We return to the Museum’s description of the exhibit.
The John Meyer of Norwich label provided a certain status and confidence to stylish women from the 1950s through the 1970s. Meyer’s daughter, Elise, has compiled an archive of the groundbreaking businessman including photographs, stories and vintage clothing.
In the project I found profound lessons about hard work and inspiration, about strong communities, about decency and fairness, about American values, about American ingenuity, and most of all, American manufacturing.I learned the value of “good manners in behavior and in dress”, and how that makes everyone a bit more comfortable.
If you were around in the 1960s and early 70s, chances are you were in love with the clothes from John Meyer of Norwich. In my little corner of the world, there were only two shops that carried John Meyer, and both of them were the best stores in town. Not every girl was lucky enough to own clothes from John Meyer, but the influence of the brand was huge, and one could buy cheaper versions of their beautiful heathery tweeds at places like Sears. As they say, imitation is the highest praise.
…gives a good account of how many girls and young women were actually dressing in the period that is more associated with the mod look and then the hippie look.
Don your Madras shorts and Lilly Pulitzer summer dresses and head down to the Museum, on the green in Waterbury for an evening of casual summer fun
Guests will have the opportunity to bid on fun summer experiences including creating your own ice cream flavor, being Museum Curator for a day, naming a martini at a local restaurant and much more.

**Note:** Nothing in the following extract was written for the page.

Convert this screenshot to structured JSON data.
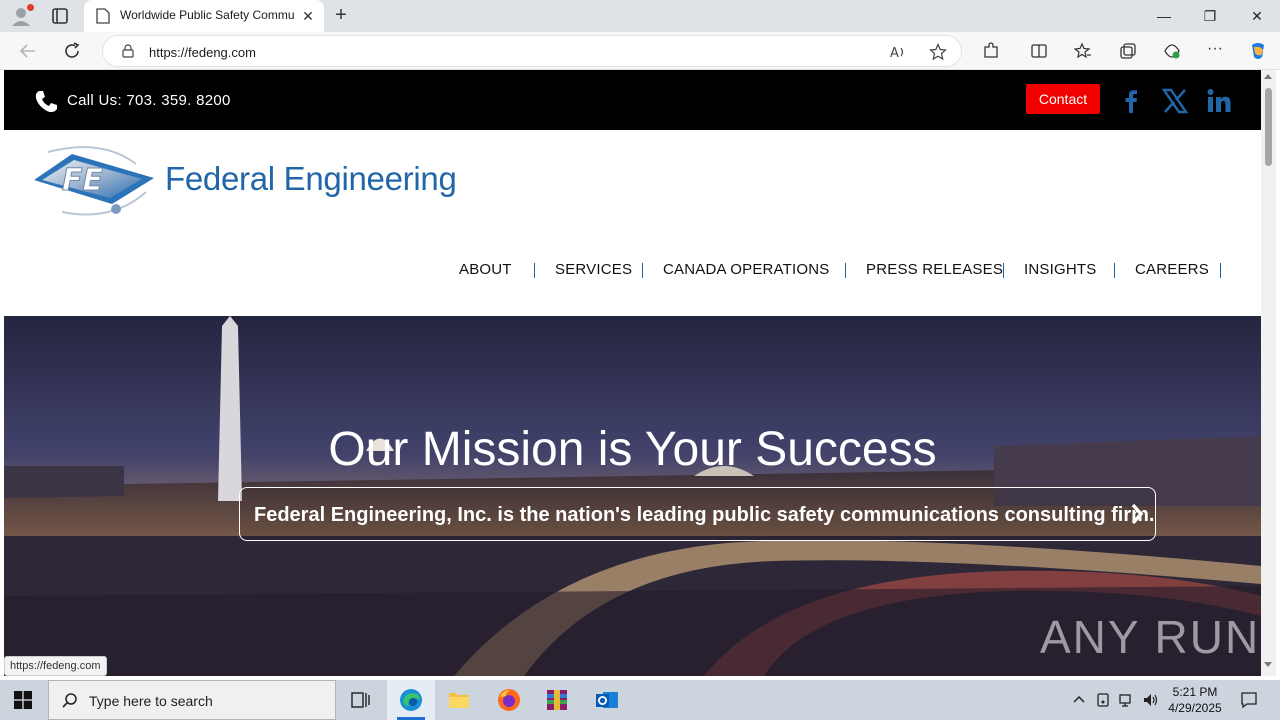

It looks like a lot of fun. For more on the Fling, click here.